(Dataset rows for apps and sites)
- - - -
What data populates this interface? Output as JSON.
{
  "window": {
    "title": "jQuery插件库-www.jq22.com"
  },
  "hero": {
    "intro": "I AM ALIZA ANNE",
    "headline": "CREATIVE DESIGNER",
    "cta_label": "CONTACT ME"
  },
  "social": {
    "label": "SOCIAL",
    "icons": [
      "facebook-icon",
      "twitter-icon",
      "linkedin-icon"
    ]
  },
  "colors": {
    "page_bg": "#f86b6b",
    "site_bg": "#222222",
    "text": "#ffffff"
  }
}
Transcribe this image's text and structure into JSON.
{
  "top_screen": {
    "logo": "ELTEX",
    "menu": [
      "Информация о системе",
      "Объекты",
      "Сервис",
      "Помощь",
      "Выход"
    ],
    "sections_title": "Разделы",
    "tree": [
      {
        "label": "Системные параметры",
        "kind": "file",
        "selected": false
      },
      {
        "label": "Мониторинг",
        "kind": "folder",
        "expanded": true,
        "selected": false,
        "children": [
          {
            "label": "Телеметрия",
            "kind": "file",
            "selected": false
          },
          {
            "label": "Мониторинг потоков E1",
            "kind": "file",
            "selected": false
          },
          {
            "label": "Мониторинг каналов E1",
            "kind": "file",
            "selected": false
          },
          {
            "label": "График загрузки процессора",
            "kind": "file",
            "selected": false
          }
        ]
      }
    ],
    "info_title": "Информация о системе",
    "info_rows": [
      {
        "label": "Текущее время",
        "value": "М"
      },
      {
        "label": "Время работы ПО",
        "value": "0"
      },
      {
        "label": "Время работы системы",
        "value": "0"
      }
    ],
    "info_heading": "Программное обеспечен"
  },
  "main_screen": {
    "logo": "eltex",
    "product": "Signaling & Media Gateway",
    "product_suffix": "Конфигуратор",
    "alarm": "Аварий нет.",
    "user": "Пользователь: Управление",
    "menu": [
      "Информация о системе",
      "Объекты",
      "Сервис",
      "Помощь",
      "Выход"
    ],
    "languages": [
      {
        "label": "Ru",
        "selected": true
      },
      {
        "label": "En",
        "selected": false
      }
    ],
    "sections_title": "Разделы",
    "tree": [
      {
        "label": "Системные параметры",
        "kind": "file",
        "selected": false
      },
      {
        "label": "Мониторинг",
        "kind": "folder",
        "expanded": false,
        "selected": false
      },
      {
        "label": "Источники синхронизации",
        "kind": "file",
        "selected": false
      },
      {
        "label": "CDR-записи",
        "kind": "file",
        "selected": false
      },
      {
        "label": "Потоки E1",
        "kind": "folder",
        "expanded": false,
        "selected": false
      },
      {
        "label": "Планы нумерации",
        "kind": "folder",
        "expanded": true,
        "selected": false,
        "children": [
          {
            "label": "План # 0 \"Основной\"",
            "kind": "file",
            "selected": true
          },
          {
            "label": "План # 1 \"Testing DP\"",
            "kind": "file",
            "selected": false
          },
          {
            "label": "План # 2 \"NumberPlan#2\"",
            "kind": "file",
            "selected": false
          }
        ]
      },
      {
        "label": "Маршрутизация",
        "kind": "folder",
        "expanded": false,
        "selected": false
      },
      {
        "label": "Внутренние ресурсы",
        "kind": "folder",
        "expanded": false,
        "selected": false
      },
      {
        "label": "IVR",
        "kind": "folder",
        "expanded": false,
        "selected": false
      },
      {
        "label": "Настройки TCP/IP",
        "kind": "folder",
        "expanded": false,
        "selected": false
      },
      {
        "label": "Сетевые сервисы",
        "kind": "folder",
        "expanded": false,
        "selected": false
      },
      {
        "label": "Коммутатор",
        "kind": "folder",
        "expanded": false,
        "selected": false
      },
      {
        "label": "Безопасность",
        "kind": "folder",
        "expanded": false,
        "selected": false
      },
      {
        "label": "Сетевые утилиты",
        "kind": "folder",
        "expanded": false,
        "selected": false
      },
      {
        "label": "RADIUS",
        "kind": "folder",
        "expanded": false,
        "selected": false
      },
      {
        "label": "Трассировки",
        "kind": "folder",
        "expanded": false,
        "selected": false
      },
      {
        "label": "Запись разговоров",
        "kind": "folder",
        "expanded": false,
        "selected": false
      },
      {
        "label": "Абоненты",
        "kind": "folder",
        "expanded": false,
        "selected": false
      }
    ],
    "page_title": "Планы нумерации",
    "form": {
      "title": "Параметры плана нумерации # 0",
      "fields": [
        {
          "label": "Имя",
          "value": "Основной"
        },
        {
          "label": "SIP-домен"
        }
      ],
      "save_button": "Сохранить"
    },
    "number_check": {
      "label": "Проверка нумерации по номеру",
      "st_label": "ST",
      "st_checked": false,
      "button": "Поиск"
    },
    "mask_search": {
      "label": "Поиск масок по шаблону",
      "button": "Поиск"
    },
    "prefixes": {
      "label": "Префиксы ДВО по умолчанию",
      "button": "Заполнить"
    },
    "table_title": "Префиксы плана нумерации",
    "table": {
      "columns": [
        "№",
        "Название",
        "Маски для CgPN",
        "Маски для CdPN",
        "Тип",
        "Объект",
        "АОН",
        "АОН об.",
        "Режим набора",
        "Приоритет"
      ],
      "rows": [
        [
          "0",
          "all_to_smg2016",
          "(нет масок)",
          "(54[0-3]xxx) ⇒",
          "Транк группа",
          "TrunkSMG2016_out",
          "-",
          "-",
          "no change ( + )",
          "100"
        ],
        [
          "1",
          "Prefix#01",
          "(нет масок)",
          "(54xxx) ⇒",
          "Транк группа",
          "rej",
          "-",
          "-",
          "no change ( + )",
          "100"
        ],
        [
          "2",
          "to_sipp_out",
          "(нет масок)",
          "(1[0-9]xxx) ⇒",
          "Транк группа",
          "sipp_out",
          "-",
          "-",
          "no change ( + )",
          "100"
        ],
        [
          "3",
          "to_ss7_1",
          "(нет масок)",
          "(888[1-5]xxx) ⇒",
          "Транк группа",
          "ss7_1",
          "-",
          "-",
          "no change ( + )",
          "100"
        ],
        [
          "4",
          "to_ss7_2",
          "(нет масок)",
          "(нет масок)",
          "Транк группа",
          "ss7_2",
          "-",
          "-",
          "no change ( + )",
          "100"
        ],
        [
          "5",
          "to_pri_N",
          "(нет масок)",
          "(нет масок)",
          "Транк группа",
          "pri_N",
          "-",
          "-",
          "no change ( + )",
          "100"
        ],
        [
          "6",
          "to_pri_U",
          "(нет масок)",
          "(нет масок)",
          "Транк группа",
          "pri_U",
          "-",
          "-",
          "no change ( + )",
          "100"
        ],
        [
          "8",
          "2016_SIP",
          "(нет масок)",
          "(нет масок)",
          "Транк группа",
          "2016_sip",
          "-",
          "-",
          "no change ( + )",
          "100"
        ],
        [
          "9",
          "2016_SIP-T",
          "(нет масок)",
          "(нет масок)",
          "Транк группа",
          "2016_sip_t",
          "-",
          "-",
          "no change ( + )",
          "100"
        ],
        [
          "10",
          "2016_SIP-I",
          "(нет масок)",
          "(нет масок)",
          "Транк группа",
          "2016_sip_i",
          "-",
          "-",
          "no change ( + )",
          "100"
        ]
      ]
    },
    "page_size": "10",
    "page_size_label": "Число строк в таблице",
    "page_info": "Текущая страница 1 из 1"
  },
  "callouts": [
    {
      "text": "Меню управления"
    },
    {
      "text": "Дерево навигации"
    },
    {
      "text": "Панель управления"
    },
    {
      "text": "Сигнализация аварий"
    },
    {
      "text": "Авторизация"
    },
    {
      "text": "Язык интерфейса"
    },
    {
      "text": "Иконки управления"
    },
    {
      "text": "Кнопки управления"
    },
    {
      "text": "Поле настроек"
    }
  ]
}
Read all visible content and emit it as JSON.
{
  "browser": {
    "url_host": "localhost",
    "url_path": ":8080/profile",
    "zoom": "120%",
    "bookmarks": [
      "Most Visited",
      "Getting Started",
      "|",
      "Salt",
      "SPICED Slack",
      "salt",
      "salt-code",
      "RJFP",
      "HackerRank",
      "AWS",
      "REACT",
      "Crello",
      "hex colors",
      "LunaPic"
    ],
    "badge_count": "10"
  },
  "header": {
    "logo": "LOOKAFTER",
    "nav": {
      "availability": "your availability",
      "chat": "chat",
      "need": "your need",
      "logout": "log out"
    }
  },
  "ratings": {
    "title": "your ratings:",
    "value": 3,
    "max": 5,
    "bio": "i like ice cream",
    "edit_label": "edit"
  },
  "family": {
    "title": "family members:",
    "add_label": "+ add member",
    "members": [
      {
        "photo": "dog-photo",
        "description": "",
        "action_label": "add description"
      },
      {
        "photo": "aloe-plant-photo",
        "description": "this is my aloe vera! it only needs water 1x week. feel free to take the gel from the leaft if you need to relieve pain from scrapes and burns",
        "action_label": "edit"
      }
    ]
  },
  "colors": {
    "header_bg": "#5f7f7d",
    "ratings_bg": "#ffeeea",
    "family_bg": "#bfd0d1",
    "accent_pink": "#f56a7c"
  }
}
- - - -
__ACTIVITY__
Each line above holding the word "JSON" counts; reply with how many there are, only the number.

__ANSWER TO THE EXERCISE__
3